We report the results of a nationwide survey of brain docks that was conducted in May 1995. As of May 1995, 412 institutions in Japan were equipped with a brain dock system, and doctors in 241 (58.5%) of these institutions belong to the Japanese Society for Detection of Asymptomatic Brain Disease. The highest concentration of institutions equipped with a brain dock system was Tokyo Metropolis, which has 48 institutions (11.7%), and 35.7% of the institutions were located in the Kanto area. Saga was the only prefecture that had no institution with a brain dock system. As for the administrative foundations, hospitals operated by medical corporations comprised the largest percentage at 40.9%, and there were also 7 university hospitals. Regarding the examination protocols of the brain dock program, the execution rate of MRI and MRA were 98.0% and 95.4%, respectively, and intellectual tests were performed in 36.8% of the institutions. The MR equipment used in the brain dock included 1.5 tesla (37.2%), 1.0 T (20.6%), and 0.5 T (38.6%). The detection rate of asymptomatic cerebral infarctions varied greatly from 1.1% to 56% according to the institution, with an average of 18.6%. The detection rate of unruptured cerebral aneurysms was 1-3% in 44.8% of the institutions, 3-5% in 18.8%, and more than 5% in 20.8%. Of the institutions with a brain dock system 77.3% apply neck clipping to the treatment of detected aneurysms.

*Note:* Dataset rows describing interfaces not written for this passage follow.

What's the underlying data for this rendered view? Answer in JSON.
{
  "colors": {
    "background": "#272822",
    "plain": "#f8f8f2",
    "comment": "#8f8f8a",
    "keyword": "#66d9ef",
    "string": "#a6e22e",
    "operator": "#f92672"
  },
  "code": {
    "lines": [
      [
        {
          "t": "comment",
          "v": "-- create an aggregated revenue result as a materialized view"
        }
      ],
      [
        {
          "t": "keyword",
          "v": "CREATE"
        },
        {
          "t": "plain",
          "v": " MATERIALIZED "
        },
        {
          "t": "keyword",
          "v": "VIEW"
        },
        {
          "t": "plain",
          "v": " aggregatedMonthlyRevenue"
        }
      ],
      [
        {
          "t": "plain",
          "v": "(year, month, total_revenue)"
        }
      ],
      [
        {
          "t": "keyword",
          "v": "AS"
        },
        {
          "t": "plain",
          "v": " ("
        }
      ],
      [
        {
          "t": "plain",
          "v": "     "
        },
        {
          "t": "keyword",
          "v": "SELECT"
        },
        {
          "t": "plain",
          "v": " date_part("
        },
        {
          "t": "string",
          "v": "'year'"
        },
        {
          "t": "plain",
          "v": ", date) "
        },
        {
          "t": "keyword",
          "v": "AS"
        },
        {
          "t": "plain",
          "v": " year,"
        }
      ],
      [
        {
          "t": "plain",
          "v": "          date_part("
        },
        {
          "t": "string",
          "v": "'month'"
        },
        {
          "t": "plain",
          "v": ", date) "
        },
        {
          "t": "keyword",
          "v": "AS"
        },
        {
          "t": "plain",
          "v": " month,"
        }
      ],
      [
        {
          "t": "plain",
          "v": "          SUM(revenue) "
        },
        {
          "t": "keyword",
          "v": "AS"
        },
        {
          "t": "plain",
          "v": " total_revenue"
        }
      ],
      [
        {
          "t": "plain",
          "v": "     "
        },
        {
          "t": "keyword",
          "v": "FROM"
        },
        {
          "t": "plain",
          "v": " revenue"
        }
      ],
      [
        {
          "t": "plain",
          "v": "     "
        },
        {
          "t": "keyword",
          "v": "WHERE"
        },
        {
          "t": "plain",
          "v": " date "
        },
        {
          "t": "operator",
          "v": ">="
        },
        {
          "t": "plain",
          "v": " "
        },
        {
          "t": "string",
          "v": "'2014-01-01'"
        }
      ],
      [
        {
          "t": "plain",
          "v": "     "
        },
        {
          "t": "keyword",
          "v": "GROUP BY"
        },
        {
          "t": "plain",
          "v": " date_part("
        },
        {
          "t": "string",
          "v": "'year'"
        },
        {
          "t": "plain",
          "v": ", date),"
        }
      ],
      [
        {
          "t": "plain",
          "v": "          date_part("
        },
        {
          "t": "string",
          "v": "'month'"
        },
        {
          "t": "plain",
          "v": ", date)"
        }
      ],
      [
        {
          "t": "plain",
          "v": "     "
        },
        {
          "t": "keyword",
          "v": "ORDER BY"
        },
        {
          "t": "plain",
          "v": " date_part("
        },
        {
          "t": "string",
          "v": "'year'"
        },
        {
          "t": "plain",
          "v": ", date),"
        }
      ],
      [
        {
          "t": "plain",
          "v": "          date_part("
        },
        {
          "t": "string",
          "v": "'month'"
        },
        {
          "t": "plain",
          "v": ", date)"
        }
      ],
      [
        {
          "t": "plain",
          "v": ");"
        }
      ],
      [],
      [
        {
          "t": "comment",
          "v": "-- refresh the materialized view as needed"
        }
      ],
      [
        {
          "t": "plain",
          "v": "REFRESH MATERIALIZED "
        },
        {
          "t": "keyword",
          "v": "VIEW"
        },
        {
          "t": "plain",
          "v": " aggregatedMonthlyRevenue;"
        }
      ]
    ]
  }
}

Of all the respondents, 82.7% emphasized the need to increase the number of institutions equipped with brain dock systems.